[Collected data entries]
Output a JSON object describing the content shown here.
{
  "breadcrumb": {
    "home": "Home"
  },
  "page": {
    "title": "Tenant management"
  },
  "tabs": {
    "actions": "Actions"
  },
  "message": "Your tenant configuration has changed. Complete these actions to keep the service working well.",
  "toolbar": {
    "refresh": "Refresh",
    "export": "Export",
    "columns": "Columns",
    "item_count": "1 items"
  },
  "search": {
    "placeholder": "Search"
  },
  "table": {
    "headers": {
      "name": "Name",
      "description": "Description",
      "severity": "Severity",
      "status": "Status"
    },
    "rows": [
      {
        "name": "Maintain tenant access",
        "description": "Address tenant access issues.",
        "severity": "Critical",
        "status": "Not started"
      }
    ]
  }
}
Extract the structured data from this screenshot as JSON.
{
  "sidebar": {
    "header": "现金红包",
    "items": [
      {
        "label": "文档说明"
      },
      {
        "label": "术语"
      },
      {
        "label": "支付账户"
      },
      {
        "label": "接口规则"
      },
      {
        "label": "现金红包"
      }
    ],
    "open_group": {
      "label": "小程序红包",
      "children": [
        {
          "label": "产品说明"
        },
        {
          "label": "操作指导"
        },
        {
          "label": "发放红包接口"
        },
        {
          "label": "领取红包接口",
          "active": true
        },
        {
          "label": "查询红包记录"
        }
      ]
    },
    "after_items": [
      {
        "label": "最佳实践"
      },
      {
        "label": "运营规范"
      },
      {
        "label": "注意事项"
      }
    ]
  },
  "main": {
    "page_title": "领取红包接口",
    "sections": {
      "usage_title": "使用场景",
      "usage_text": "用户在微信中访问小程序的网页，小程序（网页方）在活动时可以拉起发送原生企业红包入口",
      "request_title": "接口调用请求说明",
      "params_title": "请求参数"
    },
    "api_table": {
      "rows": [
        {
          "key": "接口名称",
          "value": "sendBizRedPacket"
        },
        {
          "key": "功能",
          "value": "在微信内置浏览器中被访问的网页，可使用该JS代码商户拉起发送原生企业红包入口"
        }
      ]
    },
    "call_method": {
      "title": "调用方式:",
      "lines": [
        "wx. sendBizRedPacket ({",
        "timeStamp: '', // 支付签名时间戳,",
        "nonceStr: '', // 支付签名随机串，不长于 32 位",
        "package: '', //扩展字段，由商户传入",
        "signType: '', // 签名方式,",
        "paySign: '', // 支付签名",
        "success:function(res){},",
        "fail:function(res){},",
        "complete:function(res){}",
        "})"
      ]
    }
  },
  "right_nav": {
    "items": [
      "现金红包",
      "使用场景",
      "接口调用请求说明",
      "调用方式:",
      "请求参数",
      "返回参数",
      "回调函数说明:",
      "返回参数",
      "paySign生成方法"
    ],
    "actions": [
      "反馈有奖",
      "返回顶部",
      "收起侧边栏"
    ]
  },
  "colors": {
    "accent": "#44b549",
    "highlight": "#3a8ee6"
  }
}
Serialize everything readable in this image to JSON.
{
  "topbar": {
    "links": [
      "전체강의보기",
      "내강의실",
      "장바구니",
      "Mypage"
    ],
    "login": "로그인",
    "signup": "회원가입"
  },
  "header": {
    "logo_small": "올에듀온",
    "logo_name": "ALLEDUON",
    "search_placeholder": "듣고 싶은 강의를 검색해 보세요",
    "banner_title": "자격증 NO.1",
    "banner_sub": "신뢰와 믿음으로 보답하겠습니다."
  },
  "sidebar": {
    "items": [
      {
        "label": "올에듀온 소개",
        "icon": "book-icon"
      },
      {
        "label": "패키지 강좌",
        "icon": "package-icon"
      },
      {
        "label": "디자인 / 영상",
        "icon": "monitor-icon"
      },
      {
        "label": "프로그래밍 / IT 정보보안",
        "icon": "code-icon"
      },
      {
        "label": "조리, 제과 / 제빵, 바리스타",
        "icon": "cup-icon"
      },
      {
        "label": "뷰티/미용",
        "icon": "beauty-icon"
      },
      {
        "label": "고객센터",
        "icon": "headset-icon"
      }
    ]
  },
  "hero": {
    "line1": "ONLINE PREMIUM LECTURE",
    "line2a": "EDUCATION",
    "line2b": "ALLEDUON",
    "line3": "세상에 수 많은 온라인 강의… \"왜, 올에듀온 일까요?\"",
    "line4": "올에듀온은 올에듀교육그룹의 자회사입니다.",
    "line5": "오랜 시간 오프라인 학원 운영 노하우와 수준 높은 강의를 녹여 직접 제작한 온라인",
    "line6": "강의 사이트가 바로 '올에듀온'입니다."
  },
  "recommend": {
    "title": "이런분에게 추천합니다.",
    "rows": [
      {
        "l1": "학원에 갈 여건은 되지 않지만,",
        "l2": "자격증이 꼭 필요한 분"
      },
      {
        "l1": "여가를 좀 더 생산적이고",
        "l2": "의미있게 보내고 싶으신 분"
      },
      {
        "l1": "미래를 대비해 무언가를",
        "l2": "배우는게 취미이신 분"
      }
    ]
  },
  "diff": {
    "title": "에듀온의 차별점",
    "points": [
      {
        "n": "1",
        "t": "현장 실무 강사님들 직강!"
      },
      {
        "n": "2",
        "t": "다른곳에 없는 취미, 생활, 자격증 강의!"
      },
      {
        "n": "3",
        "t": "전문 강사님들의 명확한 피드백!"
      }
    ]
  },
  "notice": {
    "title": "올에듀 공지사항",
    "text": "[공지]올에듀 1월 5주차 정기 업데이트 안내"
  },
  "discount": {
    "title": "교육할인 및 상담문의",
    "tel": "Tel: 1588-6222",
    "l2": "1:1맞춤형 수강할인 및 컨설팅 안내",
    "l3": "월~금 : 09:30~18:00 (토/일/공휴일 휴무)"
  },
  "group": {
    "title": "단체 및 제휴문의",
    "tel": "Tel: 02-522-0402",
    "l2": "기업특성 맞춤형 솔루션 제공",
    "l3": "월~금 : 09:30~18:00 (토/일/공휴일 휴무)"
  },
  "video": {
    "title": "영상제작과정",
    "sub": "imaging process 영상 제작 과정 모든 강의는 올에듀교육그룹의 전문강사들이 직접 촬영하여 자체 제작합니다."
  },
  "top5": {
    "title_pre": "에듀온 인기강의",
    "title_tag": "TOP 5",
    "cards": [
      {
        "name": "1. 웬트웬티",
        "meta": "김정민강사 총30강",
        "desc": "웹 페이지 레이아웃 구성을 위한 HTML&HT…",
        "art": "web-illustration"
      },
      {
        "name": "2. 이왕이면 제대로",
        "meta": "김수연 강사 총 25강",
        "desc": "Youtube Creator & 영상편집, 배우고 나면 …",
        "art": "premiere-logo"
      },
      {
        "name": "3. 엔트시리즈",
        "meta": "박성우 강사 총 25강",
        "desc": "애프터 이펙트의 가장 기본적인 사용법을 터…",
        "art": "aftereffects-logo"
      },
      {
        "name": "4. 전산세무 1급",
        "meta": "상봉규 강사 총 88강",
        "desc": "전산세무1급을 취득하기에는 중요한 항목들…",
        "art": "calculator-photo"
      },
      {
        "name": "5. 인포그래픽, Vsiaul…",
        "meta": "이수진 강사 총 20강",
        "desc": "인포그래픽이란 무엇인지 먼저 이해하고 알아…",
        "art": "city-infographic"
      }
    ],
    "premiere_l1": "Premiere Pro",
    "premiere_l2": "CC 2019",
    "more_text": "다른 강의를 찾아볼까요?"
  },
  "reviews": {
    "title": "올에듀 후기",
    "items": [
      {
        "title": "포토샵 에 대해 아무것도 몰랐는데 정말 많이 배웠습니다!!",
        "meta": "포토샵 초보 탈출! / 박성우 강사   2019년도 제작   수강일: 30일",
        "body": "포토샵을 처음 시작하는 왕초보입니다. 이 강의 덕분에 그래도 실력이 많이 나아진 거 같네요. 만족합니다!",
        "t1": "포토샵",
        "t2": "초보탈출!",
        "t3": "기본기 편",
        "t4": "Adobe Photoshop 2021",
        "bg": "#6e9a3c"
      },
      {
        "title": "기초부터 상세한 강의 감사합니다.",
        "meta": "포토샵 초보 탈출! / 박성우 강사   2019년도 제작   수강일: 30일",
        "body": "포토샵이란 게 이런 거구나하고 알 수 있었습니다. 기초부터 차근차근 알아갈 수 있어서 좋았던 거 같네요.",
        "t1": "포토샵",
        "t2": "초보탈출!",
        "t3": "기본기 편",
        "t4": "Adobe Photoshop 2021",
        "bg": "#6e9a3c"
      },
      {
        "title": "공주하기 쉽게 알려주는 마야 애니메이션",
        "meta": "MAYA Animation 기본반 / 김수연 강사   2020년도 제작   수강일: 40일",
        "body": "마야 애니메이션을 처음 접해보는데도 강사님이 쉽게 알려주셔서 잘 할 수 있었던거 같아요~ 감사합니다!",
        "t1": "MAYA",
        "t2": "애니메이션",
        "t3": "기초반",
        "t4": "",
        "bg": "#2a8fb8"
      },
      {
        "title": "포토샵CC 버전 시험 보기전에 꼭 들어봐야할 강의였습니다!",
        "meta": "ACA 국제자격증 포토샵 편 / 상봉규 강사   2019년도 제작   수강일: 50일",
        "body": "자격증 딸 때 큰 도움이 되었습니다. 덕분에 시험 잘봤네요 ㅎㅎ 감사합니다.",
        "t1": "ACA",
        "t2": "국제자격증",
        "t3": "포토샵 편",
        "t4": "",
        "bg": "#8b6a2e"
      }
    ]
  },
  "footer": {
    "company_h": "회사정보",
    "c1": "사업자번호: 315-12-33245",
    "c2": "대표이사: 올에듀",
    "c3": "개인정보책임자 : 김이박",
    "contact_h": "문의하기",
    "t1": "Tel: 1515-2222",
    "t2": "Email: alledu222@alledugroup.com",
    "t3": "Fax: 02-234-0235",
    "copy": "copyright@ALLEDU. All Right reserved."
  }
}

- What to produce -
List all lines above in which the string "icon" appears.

- Worked solution -
        "icon": "book-icon"
        "icon": "package-icon"
        "icon": "monitor-icon"
        "icon": "code-icon"
        "icon": "cup-icon"
        "icon": "beauty-icon"
        "icon": "headset-icon"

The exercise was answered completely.